Show ContentsBournes History, Family Crest & Coats of Arms

The origins of the Bournes name lie with England's ancient Anglo-Saxon culture. It comes from when the family lived at or near a local stream or a spring. Bourn is a small village and civil parish in South Cambridgeshire. The population of the parish was 1,764 people at the time of the 2001 census.

Bourn Castle was located there and originally consisted of wooden buildings on an earthwork enclosure which was erected during the reign of William the Conqueror. This was burnt down during the reign of Henry III. In the early 16th century Bourn Hall was built on part of the site.

Early Origins of the Bournes family

The surname Bournes was first found in Lincolnshire at Bourne, a market town and civil parish in the South Kesteven district which dates back to the Domesday Book where it was listed as Brune. The place name was derived from the Old English word burna or perhaps the Old Scandinavian word brunnr.

The aforementioned Bourn in South Cambridgeshire also dates back to the Domesday Book where it was listed at that time as Brune. It has a similar origin. [1]

Bourne Abbey is in Bourne, Lincolnshire dates back to before Domesday Book in 1086. At that time, it was listed as "half a church" and had a priest. In other words, it was a small church but standards of those days. Bourne Abbey and the surrounding area was held by Ogier the Breton and was a major fishery holding at the time 2,500 eels. [2]

Early History of the Bournes family

This web page shows only a small excerpt of our Bournes research.
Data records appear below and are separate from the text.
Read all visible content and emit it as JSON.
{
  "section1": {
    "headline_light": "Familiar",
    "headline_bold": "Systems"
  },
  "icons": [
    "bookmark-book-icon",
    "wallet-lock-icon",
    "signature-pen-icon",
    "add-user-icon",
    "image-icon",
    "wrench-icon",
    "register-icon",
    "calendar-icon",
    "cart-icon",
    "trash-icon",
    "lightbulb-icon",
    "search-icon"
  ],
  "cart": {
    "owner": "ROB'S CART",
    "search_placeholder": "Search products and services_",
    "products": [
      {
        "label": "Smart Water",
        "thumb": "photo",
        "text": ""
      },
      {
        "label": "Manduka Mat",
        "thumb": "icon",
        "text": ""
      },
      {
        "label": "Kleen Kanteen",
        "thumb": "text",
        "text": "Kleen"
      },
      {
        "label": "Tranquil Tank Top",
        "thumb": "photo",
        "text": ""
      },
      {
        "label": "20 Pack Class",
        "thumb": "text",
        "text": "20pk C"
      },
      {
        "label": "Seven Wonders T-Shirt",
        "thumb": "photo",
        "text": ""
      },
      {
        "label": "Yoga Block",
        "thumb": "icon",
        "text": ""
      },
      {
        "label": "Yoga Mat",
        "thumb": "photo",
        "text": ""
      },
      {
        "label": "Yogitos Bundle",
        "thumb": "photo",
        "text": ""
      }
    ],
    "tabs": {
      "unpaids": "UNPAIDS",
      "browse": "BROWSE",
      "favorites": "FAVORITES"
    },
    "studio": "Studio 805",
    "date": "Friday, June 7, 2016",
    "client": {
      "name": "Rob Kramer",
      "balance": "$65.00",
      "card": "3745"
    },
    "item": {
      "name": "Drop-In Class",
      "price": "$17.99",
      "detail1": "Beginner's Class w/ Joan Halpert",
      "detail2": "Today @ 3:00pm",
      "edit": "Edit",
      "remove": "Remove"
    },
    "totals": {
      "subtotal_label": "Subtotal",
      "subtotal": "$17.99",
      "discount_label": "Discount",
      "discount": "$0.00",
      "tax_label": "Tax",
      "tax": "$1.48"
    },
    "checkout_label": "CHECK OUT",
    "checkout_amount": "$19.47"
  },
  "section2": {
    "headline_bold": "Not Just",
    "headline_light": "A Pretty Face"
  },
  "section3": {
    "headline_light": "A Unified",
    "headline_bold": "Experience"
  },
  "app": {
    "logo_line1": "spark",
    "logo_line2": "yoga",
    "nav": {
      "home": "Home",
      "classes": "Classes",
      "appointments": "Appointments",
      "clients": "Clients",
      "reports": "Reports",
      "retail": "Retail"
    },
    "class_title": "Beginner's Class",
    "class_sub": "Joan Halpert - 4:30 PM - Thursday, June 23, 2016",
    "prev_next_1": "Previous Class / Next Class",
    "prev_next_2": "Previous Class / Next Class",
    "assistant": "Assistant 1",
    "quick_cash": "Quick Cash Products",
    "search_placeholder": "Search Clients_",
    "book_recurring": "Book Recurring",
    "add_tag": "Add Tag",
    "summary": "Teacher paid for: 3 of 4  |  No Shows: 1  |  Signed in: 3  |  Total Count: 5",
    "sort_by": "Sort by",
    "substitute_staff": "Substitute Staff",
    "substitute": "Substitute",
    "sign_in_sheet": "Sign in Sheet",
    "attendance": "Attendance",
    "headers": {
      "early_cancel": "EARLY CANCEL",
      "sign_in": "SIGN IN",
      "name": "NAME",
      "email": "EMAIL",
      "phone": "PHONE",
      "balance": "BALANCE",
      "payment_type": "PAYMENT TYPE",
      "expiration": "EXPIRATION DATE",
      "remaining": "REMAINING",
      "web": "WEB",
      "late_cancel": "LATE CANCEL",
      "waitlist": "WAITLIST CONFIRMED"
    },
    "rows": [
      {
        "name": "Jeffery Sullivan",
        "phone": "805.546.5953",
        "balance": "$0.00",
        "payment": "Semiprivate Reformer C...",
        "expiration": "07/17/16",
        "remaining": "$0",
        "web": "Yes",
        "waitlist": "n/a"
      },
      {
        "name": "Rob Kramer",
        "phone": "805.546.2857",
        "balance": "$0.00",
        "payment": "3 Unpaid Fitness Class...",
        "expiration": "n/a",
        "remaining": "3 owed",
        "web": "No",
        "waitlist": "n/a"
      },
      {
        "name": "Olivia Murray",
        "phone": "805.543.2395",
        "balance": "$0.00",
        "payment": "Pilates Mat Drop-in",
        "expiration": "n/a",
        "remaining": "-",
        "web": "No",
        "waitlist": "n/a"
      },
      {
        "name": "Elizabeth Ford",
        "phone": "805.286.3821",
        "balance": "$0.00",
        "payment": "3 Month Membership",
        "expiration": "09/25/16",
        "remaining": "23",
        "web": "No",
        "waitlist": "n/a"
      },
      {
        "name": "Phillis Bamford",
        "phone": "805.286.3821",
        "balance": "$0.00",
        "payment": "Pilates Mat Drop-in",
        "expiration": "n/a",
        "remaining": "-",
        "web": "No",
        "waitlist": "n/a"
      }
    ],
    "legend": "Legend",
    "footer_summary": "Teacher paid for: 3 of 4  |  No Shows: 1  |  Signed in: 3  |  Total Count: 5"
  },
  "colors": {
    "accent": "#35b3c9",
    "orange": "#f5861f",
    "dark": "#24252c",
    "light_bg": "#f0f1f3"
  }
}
Another 63 words (4 lines of text) covering the years 1583, 1560, 1590, 1679, 1611, 1690, 1648, 1719, 1648, 1689, 1754, 1689, 1714, 1796, 1714, 1569, 1524, 1531, 1696, 1733 and 1696 are included under the topic Early Bournes History in all our PDF Extended History products and printed products wherever possible.

Bournes Spelling Variations

Before the last few hundred years, the English language had no fast system of spelling rules. For that reason, spelling variations are commonly found in early Anglo-Saxon surnames. Over the years, many variations of the name Bournes were recorded, including Bourne, Borne, Bourn and others.

Early Notables of the Bournes family (pre 1700)

Notables of the family at this time include William Bourne or Bourn; (d. 1583), English mathematician, son of William Bourne of Gravesend, who died 1560; Immanuel Bourne (1590-1679), English divine from East Haddon, Northamptonshire; and Nehemiah Bourne (c. 1611-1690), an English Royal Navy Admiral who emigrated to America after the Restoration, retiring his appointment. Samuel Bourn, the Elder (1648-1719), was an English dissenting minister, born in 1648 at Derby, where his father and grandfather, who were clothiers, had shown some public spirit in providing the town with...
Another 86 words (6 lines of text) are included under the topic Early Bournes Notables in all our PDF Extended History products and printed products wherever possible.

Ireland Migration of the Bournes family to Ireland

Some of the Bournes family moved to Ireland, but this topic is not covered in this excerpt.
Another 43 words (3 lines of text) about their life in Ireland is included in all our PDF Extended History products and printed products wherever possible.

Migration of the Bournes family

To escape oppression and starvation at that time, many English families left for the "open frontiers" of the New World with all its perceived opportunities. In droves people migrated to the many British colonies, those in North America in particular, paying high rates for passages in cramped, unsafe ships. Although many of the settlers did not make the long passage alive, those who did see the shores of North America perceived great opportunities before them. Many of the families that came from England went on to make essential contributions to the emerging nations of Canada and the United States. Research into various historical records revealed some of first members of the Bournes family emigrate to North America: Mary Bourn who arrived in Philadelphia in 1774; John Bourn settled in Barbados with his wife and sons in 1680; Benjamin Bourne settled in Virginia in 1650.

The Bournes Motto +

The motto was originally a war cry or slogan. Mottoes first began to be shown with arms in the 14th and 15th centuries, but were not in general use until the 17th century. Thus the oldest coats of arms generally do not include a motto. Mottoes seldom form part of the grant of arms: Under most heraldic authorities, a motto is an optional component of the coat of arms, and can be added to or changed at will; many families have chosen not to display a motto.

Motto: Haec omnia transeunt
Motto Translation: All these things pass away.

  1. Mills, A.D., Dictionary of English Place-Names. Oxford: Oxford University Press, 1991. Print. (ISBN 0-19-869156-4)
  2. Williams, Dr Ann. And G.H. Martin, Eds., Domesday Book A Complete Translation. London: Penguin, 1992. Print. (ISBN 0-141-00523-8) on Facebook